Problem requirements: The entire listing is to be repeated verbatim.
*****
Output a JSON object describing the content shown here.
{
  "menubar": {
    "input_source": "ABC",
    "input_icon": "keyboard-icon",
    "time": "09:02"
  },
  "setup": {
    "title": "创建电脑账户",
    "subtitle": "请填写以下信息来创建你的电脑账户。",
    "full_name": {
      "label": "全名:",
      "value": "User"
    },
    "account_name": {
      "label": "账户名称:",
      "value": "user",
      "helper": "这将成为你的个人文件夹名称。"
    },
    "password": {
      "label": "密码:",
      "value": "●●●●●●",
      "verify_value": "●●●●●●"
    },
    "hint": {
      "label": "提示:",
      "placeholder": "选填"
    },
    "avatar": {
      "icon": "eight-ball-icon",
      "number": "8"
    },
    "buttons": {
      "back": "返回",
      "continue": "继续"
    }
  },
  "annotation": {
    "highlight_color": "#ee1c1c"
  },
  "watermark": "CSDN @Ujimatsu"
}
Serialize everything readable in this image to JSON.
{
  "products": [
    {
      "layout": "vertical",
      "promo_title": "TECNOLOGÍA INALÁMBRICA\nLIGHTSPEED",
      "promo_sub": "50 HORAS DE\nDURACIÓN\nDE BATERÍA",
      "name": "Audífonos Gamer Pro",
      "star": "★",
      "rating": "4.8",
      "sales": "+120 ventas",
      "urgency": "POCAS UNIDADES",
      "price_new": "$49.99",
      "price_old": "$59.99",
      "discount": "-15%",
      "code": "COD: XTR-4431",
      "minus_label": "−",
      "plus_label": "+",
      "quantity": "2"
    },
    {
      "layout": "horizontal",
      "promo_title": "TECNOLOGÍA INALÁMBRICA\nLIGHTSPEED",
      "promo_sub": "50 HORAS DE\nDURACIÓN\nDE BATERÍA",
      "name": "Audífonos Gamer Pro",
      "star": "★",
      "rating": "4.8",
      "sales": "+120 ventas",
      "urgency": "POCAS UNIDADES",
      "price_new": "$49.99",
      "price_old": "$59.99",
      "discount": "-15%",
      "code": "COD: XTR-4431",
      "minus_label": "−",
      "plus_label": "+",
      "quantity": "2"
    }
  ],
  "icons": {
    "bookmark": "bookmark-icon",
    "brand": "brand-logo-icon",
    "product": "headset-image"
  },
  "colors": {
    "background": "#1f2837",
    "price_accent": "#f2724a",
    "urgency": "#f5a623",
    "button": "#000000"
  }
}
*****
Output for this task:
Output a JSON object describing the content shown here.
{
  "menubar": {
    "input_source": "ABC",
    "input_icon": "keyboard-icon",
    "time": "09:02"
  },
  "setup": {
    "title": "创建电脑账户",
    "subtitle": "请填写以下信息来创建你的电脑账户。",
    "full_name": {
      "label": "全名:",
      "value": "User"
    },
    "account_name": {
      "label": "账户名称:",
      "value": "user",
      "helper": "这将成为你的个人文件夹名称。"
    },
    "password": {
      "label": "密码:",
      "value": "●●●●●●",
      "verify_value": "●●●●●●"
    },
    "hint": {
      "label": "提示:",
      "placeholder": "选填"
    },
    "avatar": {
      "icon": "eight-ball-icon",
      "number": "8"
    },
    "buttons": {
      "back": "返回",
      "continue": "继续"
    }
  },
  "annotation": {
    "highlight_color": "#ee1c1c"
  },
  "watermark": "CSDN @Ujimatsu"
}
Serialize everything readable in this image to JSON.
{
  "products": [
    {
      "layout": "vertical",
      "promo_title": "TECNOLOGÍA INALÁMBRICA\nLIGHTSPEED",
      "promo_sub": "50 HORAS DE\nDURACIÓN\nDE BATERÍA",
      "name": "Audífonos Gamer Pro",
      "star": "★",
      "rating": "4.8",
      "sales": "+120 ventas",
      "urgency": "POCAS UNIDADES",
      "price_new": "$49.99",
      "price_old": "$59.99",
      "discount": "-15%",
      "code": "COD: XTR-4431",
      "minus_label": "−",
      "plus_label": "+",
      "quantity": "2"
    },
    {
      "layout": "horizontal",
      "promo_title": "TECNOLOGÍA INALÁMBRICA\nLIGHTSPEED",
      "promo_sub": "50 HORAS DE\nDURACIÓN\nDE BATERÍA",
      "name": "Audífonos Gamer Pro",
      "star": "★",
      "rating": "4.8",
      "sales": "+120 ventas",
      "urgency": "POCAS UNIDADES",
      "price_new": "$49.99",
      "price_old": "$59.99",
      "discount": "-15%",
      "code": "COD: XTR-4431",
      "minus_label": "−",
      "plus_label": "+",
      "quantity": "2"
    }
  ],
  "icons": {
    "bookmark": "bookmark-icon",
    "brand": "brand-logo-icon",
    "product": "headset-image"
  },
  "colors": {
    "background": "#1f2837",
    "price_accent": "#f2724a",
    "urgency": "#f5a623",
    "button": "#000000"
  }
}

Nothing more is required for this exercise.